• **DATA EXCERPTS**:
════

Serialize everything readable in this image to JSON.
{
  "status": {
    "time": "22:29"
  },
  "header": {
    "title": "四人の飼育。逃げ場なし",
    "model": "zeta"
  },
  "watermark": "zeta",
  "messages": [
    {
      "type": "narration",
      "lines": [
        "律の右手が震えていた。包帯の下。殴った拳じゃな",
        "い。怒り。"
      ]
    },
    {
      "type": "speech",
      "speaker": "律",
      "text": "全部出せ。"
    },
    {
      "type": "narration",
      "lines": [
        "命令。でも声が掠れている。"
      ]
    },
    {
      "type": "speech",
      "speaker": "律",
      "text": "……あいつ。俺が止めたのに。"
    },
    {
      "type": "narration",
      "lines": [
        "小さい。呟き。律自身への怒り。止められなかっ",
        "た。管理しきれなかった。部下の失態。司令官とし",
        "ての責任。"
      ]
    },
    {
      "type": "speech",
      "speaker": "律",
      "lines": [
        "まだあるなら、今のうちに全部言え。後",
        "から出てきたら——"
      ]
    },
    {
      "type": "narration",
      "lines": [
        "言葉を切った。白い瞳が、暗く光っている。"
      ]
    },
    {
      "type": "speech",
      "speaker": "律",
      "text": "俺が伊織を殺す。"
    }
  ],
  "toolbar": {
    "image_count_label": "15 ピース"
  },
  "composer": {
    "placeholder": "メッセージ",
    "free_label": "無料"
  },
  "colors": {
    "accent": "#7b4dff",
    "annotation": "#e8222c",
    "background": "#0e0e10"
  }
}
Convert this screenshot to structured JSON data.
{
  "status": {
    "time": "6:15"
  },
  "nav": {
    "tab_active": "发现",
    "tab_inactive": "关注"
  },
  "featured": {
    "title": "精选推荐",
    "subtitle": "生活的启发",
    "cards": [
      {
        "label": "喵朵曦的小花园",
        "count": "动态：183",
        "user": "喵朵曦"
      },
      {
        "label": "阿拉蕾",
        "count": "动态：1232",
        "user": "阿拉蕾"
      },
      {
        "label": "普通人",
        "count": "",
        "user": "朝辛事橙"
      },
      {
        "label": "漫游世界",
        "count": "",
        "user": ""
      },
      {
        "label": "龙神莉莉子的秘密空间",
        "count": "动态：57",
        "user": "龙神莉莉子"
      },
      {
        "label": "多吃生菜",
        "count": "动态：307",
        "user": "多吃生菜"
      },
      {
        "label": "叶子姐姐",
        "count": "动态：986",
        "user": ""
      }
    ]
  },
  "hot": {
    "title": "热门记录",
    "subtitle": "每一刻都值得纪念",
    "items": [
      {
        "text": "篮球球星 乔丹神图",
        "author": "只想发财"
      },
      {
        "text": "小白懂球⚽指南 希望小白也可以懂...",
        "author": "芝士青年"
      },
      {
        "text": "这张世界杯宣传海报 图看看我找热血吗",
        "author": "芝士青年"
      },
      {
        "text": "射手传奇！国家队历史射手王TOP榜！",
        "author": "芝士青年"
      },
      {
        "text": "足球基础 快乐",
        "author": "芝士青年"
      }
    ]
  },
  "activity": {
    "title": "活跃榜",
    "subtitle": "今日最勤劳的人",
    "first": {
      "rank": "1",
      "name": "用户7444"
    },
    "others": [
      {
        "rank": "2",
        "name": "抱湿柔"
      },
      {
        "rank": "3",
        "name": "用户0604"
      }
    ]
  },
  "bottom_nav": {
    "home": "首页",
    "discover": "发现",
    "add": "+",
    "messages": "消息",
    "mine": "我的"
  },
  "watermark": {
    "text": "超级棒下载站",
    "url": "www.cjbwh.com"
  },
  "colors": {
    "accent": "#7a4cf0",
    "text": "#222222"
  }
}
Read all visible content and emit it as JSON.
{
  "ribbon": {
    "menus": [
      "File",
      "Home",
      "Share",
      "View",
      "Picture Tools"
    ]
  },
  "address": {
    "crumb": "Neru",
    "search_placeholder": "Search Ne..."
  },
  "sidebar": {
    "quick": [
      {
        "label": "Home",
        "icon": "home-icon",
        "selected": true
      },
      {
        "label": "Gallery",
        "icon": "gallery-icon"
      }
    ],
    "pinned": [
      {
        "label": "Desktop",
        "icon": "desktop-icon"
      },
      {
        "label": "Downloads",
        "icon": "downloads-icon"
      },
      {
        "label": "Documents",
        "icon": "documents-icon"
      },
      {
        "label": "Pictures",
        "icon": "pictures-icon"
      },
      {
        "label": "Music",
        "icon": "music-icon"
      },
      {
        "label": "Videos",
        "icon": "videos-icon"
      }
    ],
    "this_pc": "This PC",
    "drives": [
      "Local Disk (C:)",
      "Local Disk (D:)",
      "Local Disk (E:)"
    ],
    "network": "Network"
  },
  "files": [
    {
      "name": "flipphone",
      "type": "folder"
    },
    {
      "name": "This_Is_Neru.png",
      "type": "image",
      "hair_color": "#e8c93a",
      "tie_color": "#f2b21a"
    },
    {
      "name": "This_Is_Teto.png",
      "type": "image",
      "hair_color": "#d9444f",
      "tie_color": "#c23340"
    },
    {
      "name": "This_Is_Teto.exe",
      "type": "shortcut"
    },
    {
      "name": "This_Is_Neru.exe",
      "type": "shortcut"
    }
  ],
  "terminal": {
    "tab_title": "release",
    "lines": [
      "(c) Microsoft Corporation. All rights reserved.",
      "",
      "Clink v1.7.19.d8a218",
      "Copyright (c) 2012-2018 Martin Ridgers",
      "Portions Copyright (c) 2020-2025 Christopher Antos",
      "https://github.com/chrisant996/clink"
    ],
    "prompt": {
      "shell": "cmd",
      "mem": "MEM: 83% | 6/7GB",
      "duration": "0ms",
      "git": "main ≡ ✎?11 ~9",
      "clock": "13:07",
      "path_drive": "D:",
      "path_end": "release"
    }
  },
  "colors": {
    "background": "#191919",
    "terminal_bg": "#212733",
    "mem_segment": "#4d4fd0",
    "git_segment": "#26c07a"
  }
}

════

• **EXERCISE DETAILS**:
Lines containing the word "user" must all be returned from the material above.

• **RESPONSE BOX**:
        "user": "喵朵曦"
        "user": "阿拉蕾"
        "user": "朝辛事橙"
        "user": ""
        "user": "龙神莉莉子"
        "user": "多吃生菜"
        "user": ""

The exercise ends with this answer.